Born on 14 November 1891, he was the "dear son" of Mrs Emily Ann Curd, née Graves, born 18 September 1872, of 1 Biggin Court, Biggin Street, Dover. The family were living there in 1901, with Mr William Alfred Curd, his father, working as a carter on a farm. William was their eldest son, and there were also Ellen Elizabeth, born about 1894, Bessie Florence, 1896, Annie Emily, 1897, and Frederick James, 1900, all born in Dover like their father. Mrs Curd was born in Deal. In 1911 the family had been joined by Eliza Emma, 1903, Alfred George, 1904, John Edward, 9 January 1907, and Ethel May, 21 March 1911. Mr Curd was working as a general labourer, as was William.

A light is from our household gone,
The voice we loved is stilled.
A place is vacant from our home,
Which never can be filled.

from Mother, Father, Sisters, and Brothers

A sudden change, he in a moment fell:
He had no time to bid me farewell.

from his loving sweetheart, Emily

September 1917

The drill hall, above, is now a university library and believed to be the longest one in Europe. The former parade ground is in front. A plaque outside the main entrance commemorates the casualties of the air raid; the hall was at the time being used as an overflow dormitory and some 900 ratings were sleeping there. There is also a memorial at Gillingham (Woodlands) cemetery, where many of the casualties are buried.

Mr Curd died on 20 July 1922, and is buried at St Mary's. Mrs Curd died in 1951.

Curling, E. E.
Ernest Edward (Edwin) Curling, 34984, was a Private in the 1st/5th battalion (territorial force) of the Loyal North Lancashire Regiment (formerly 5240 of the East Kent Regiment). He was killed in action on 1st October 1918, when he was 28. He is buried at Proville British Cemetery.

He enlisted in Canterbury and lived in Dover. He was the husband of Ellen Potter (formerly Curling), from 7 Monins Road, Dover.

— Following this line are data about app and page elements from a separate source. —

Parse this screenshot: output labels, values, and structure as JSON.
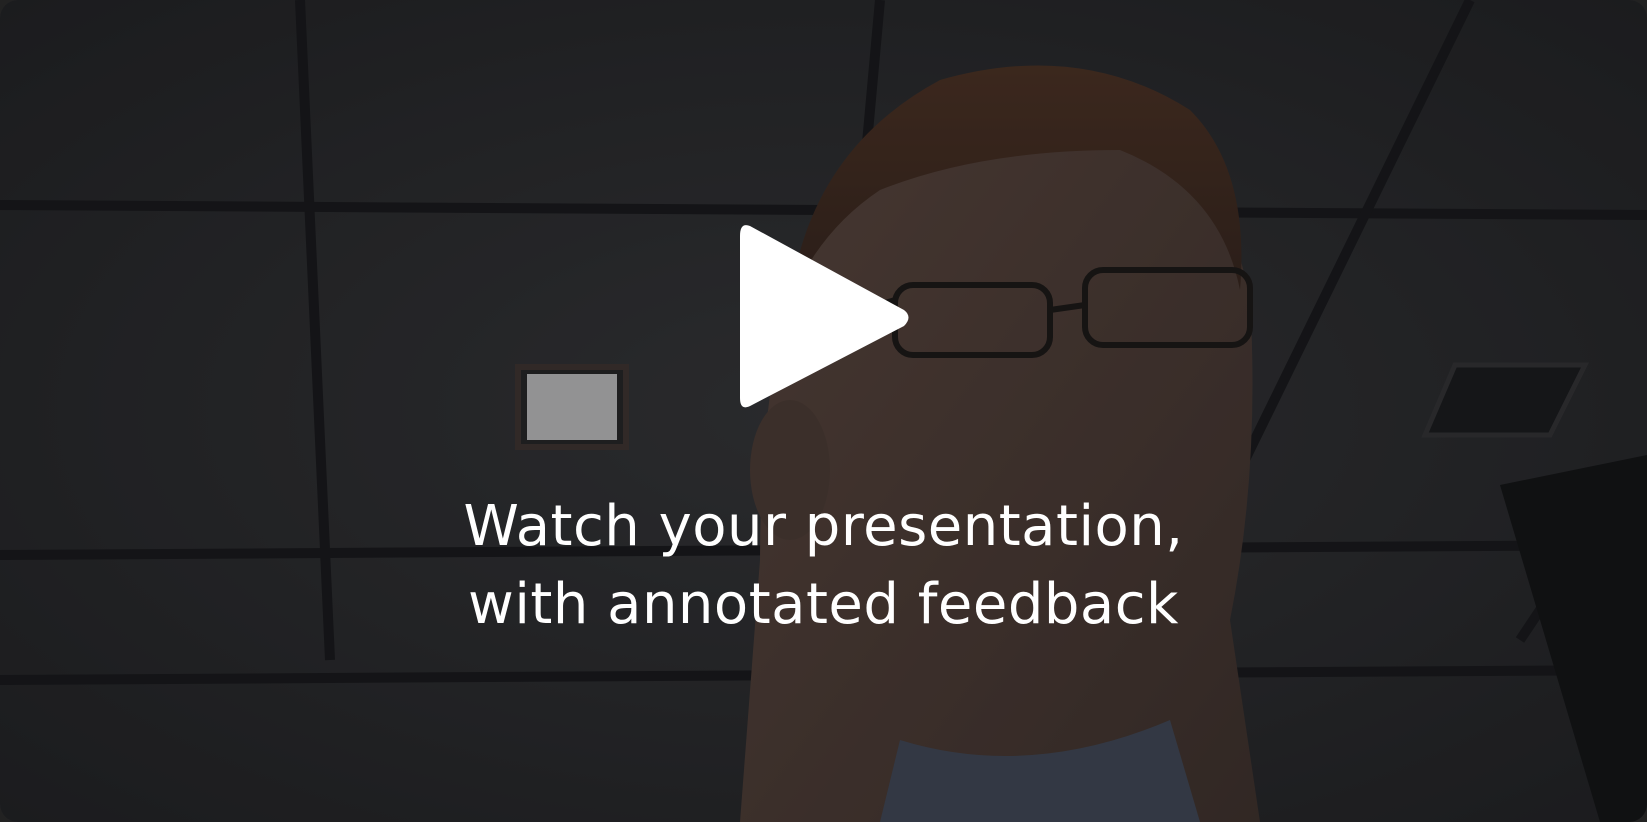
{
  "video": {
    "caption": {
      "line1": "Watch your presentation,",
      "line2": "with annotated feedback"
    },
    "play_icon": "play-icon",
    "overlay_color": "#000000"
  }
}
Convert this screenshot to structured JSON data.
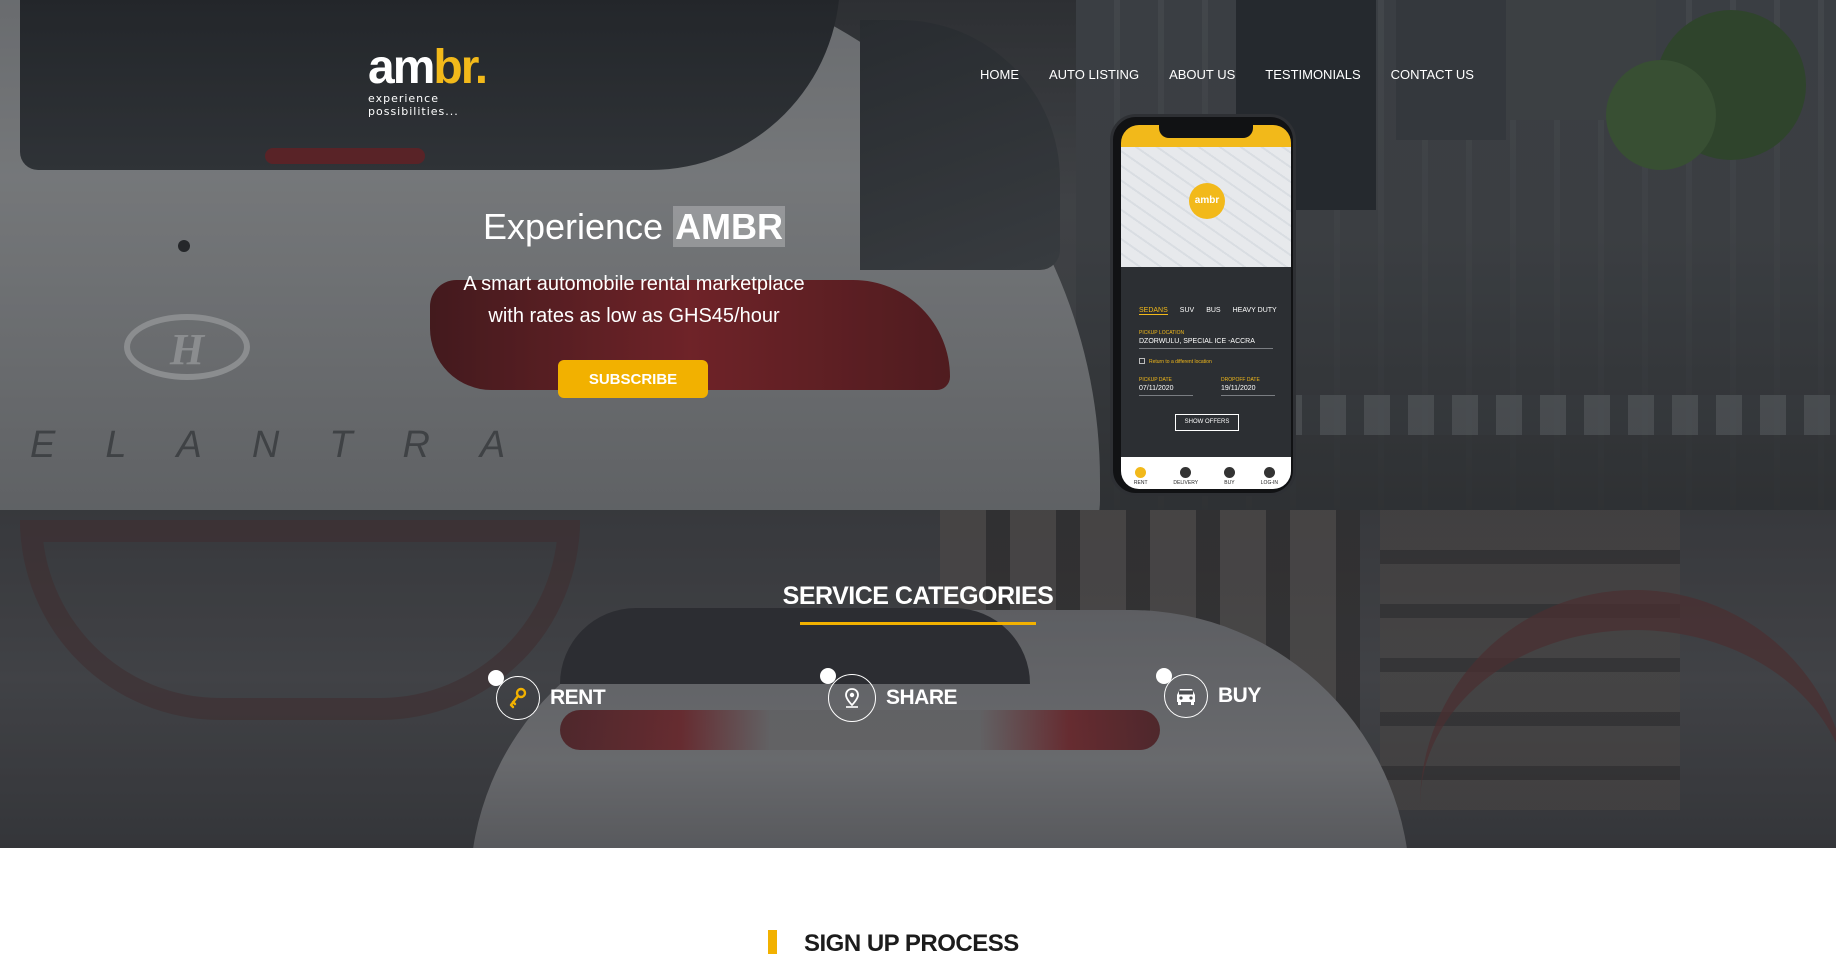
{
  "brand": {
    "logo_text_main": "am",
    "logo_text_accent": "br.",
    "tagline": "experience possibilities..."
  },
  "nav": {
    "items": [
      {
        "label": "HOME"
      },
      {
        "label": "AUTO LISTING"
      },
      {
        "label": "ABOUT US"
      },
      {
        "label": "TESTIMONIALS"
      },
      {
        "label": "CONTACT US"
      }
    ]
  },
  "hero": {
    "title_prefix": "Experience ",
    "title_highlight": "AMBR",
    "subtitle_line1": "A smart automobile rental marketplace",
    "subtitle_line2": "with rates as low as GHS45/hour",
    "subscribe_label": "SUBSCRIBE"
  },
  "phone": {
    "map_pin": "ambr",
    "tabs": [
      "SEDANS",
      "SUV",
      "BUS",
      "HEAVY DUTY"
    ],
    "pickup_label": "PICKUP LOCATION",
    "pickup_value": "DZORWULU, SPECIAL ICE -ACCRA",
    "return_label": "Return to a different location",
    "pickup_date_label": "PICKUP DATE",
    "pickup_date": "07/11/2020",
    "dropoff_date_label": "DROPOFF DATE",
    "dropoff_date": "19/11/2020",
    "show_offers": "SHOW OFFERS",
    "bottom_nav": [
      "RENT",
      "DELIVERY",
      "BUY",
      "LOG-IN"
    ]
  },
  "services": {
    "title": "SERVICE CATEGORIES",
    "items": [
      {
        "label": "RENT",
        "icon": "key-icon"
      },
      {
        "label": "SHARE",
        "icon": "location-pin-icon"
      },
      {
        "label": "BUY",
        "icon": "car-icon"
      }
    ]
  },
  "signup": {
    "title": "SIGN UP PROCESS"
  },
  "colors": {
    "accent": "#f2b100",
    "text_dark": "#1c1c1c",
    "text_light": "#ffffff"
  }
}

Curtis, A. E.
Albert Edward Curtis, 19384, was a Leading Stoker in the Royal Navy. Serving aboard HMS Tartar, he was killed by a mine explosion in the Straits of Dover on 17 June 1917. He was 24. He is commemorated on the Portsmouth Naval Memorial.

Born on 2 August 1892, he was the son of John and Sophia Curtis, of 23 Hope Street, Landport, Portsmouth. In 1901 they were living at 21 Hope Street, with Mr Curtis working as a brewers' labourer. At home were Alfred, 14, Thomas, 12, Henry, 10, George, 8, Albert, 6, and Beatrice, 2.

He was the husband of Nellie Gertrude Curtis, née Pilcher, of Mitre Hotel, 77 Snargate Street, Dover, formerly 2 Dublin Cottages, River, and father to a baby son, also Albert Edward. The couple had married on Albert's birthday in 1916 at SS Peter and Paul, River. Nellie was the sister of George Henry Pilcher.

Surnames C (part 1 of 3 - C to Clac) are here
Surnames C (part 2 of 3 - Clar to Coo) are here

Copyright 2006-19 © Marilyn Stephenson-Knight. All Rights Reserved